In first place, with 10 players each, are Ramirez and Gonzalez. In second place we have a 4-way tie with Hernandez, Johnson, Rodriguez and Young each boasting 7 players. There are 6 Cabreras in the majors. Four different sir names claim five representatives; they are Anderson, Jones, Pena and Wilson. Rivera, Green, Chavez, Hill, Jackson, Lopez, Miller, Reyes, Sanchez and Smith each claim 4 reps. There are 12 different last names that have 3 players sharing them in the bigs. They are Davis, Castillo, Blanco, Burke, Cruz, Guzman, Lewis, Murphy, McDonald, Wells, Wood and Wright. There are a lot of 2 name reps, many are actually brothers. My favorite being the Uptons, but there are many.
Baseball is in many cases a microcosm of life, but the last name thing doesn’t totally add up. The most popular name in the United States is Smith. There are 4 Smiths in MLB. Second is Johnson, there are 7 Johnsons (run with this one guys) in the bigs. 3rd is Williams. Although this has been a historically good name for a ballplayer to have, since Woody Williams was released, there are no Williams in MLB. The 4th most popular name in the U.S. is Jones, and there are 5 Joneses to keep up with. The 5th name on the list is Brown, there are no Brown’s. Emil had been the last Brown hanging, but the Mets released him yesterday. Incidentally, Emil is the most popular first name in Finland.
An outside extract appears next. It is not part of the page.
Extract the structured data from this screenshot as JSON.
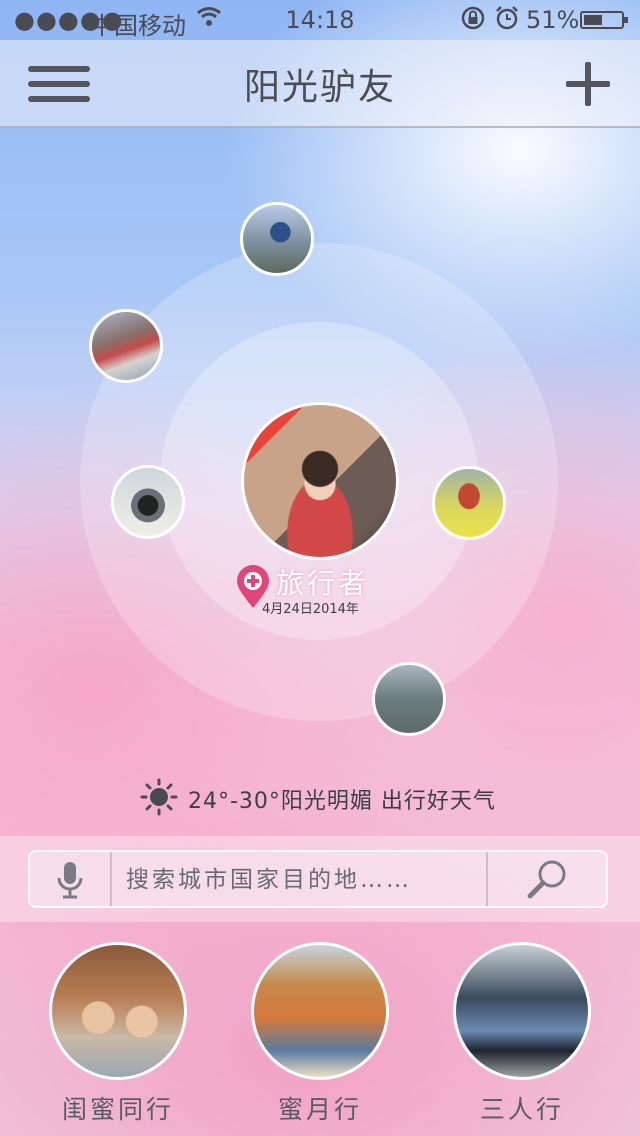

So, where does Ramirez rank in terms of popularity in the U.S.? It makes the top 100, coming in at 70th most common with roughly 261,000 Ramiri in the States. As a first name, Aramis does not list in the Top-100.
So now, how does Aramis compare with Chili?
First, there were a few stats regarding Chili that surprised me. First, he is 4th ALL TIME in home runs for switch hitters. Only Mickey Mantle, Eddie Murray and Chipper Jones have more. Second, he is 17th on the All Time list in intentional walks with 188. Those 2 stood out and seemed Hall Of Very Good to me. His final line is .274, 350 homers and 1372 RBIs. Not too shabby for the first Jamaican player in the major leagues. Add 3 World Series rings to that resume and it sounds even better.
Comparing Chili and Aramis career wise doesn’t work because, even though he is out for 6-8 weeks with a dislocated shoulder, Aramis has a lot more baseball to play. You can take their career 162 game average and see the similarities. Runs: Chili 82, Aramis 84. Hits: Chili 158, Aramis 172. Triples: Both=2. Home runs: Chili 23, Aramis 30. RBI: Chili 91, Aramis 108. Walks: Chili 79, Aramis 48. Strikeout: Chili 113, Aramis 92. Batting Average: Chili .274, Aramis .285. OBP: Chili .360, Aramis .342. SLG: Chili .451, Aramis .503. GIDP: Chili 15, Aramis 17.
They are pretty close in their postseason stats with Chili’s quick line at .210, 3, 14 and Aramis at .194, 4, 10. The difference being that Chili’s numbers came more in the World Series and he has 3 rings and Aramis’ come from the division series, mainly. Oh, and they both were among the worst rated at their positions in fielding and range, until Chili became a full-time DH.
Either way, they have shared a lot of parallels in their careers, and were both fun players to watch and to collect, but I don’t think either deserves to be known by their first name exclusively.